My sister is the person I look up to most in this world. She’s three years older so she’s done almost everything before me (except that Master’s nudge, nudge). I couldn’t think of anyone better I wanted to start Fun Friday Interviews on. Throughout the weeks, my hope is to talk to a multitude of interesting people on things that are important to them, make them unique, or have any stories they want to share. This week is focused on my sister’s new job working in a library and the building excitement she’s feeling as she’s about to embark on a new journey- a Master’s degree in Library Sciences! (Even though her wedding is more exciting for everyone else, especially me, her maid of honor.)
Her words are bolded.
Hi, Lauren, thanks for agreeing to do this interview. I figured that since you are my sister and the bride to my maid of honor, I would feature you as my first profile.
You often use the word “career crush.” What does this mean exactly? How do you pursue it?
I use the phrase “career crush” to describe the long list of careers I’ve considered seriously. At different times, I thought that I wanted to be a lawyer, a teacher or professor, a campus minister, and a college administrator. Each time I changed my mind, I learned as much as I could about a particular job, eventually lost interest, and moved on to something else. I’m interested in a lot of different things, so it was hard to settle on just one career path.
Tell us about your exciting new prospects and your thoughts on “finally” (for lack of a better word, said in a slight sarcastic tone) finding the job of your dreams.
I started a new job a few months ago in a college library, and I’m starting a grad program for library science in a few weeks. Considering my history of indecisiveness, I was a little nervous that my interest in this field would fade as it did before. But I really love working in the library so far!
You’ve heard countless stories about my own experience, but what are your thoughts about graduate school?
I’m a little nervous about going back to school after five years out (especially after hearing what a headache it was for you), but I’m also excited. A lot of people think that libraries are “dying,” but really they’re just changing and growing to take advantage of new developments in technology. There are amazing things being done in libraries these days, and I’m looking forward to learning more about the field.

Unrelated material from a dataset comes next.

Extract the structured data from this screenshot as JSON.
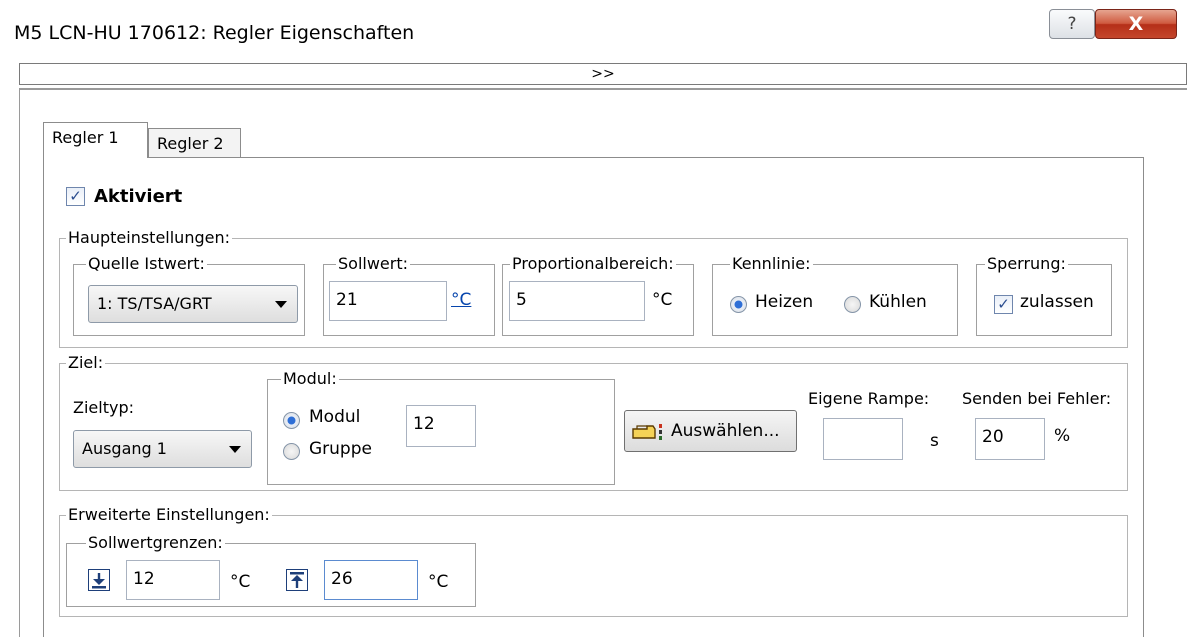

I’m at the point in my life where I’m looking to start a new career track, which comes with a lot of anxieties and reflections. Often, I have found that I wish I had double majored in college because I think that would lend me more experience with where I am now. Having landed where you are now, do you have any thoughts/regrets/reflections about what you majored in in college and how that affects your progress?
There was never a question in my mind that I wanted a liberal arts education with as many English classes as they’d let me take. Taking English, philosophy, and psychology courses taught me how to think critically, and I’ve never wished that I had chosen a more “practical” major. I’ve sometimes wished that I had double majored in another field, but I really liked the freedom to take a few courses in lots of different fields. I don’t think I’d do things any differently if I could go back.
What are some of the major influences in your college and post-college career that have made you a confident worker?
I’ve gained most of my confidence from experience and the encouragement of my supervisors. Entering the professional world is scary for everyone, but you have to take a leap of faith and trust that your best will be good enough. It really helps to have great mentors who guide you through when your confidence dips.
What is your relationship to work? In this sense, I am thinking how I’ve realized that for me to feel truly rewarded and challenged, the work has to be my passion, not something that is done.
I’ve always wanted to find a career I’m passionate about, which is partly what led me to change my mind so many times. But I also try to think of everything as a learning opportunity. Even the jobs I hated have been valuable experiences in the long run. I didn’t love being a personal assistant for a difficult executive, but the job taught me to be a lot more organized, and someday I’ll be a better manager by avoiding all of his terrible habits 😉
In your advice to me, we’ve discussed the issue of the “quarter-life crisis.” What is this? Do you think it’s an important period of time everyone should battle or am I just being dramatic?
The quarter-life crisis is a real challenge that every college grad seems to experience at some point after graduation. We were lucky enough to be told all our lives that we could be anything we wanted to be, which can actually create a lot of pressure. There are a LOT of different career paths out there, and having so many choices can be overwhelming. It helps if you can take a little of the pressure off and just assume that it’s going to take you a few years (at least) to figure out what you want to do with your life. You’ll probably surprise yourself by hating something you thought you’d love and vice versa. Just try to stay positive and learn as much as you can — even if you decide to change fields, you’ll develop transferrable skills that will be useful no matter where you end up. You’re not wasting your time by exploring your options.
I hope you enjoyed this interview! Especially if you are at a place where you are thinking about what you want to do. Thanks again Lauren for participating! You’ve always been very supportive of this blog and I really appreciate it!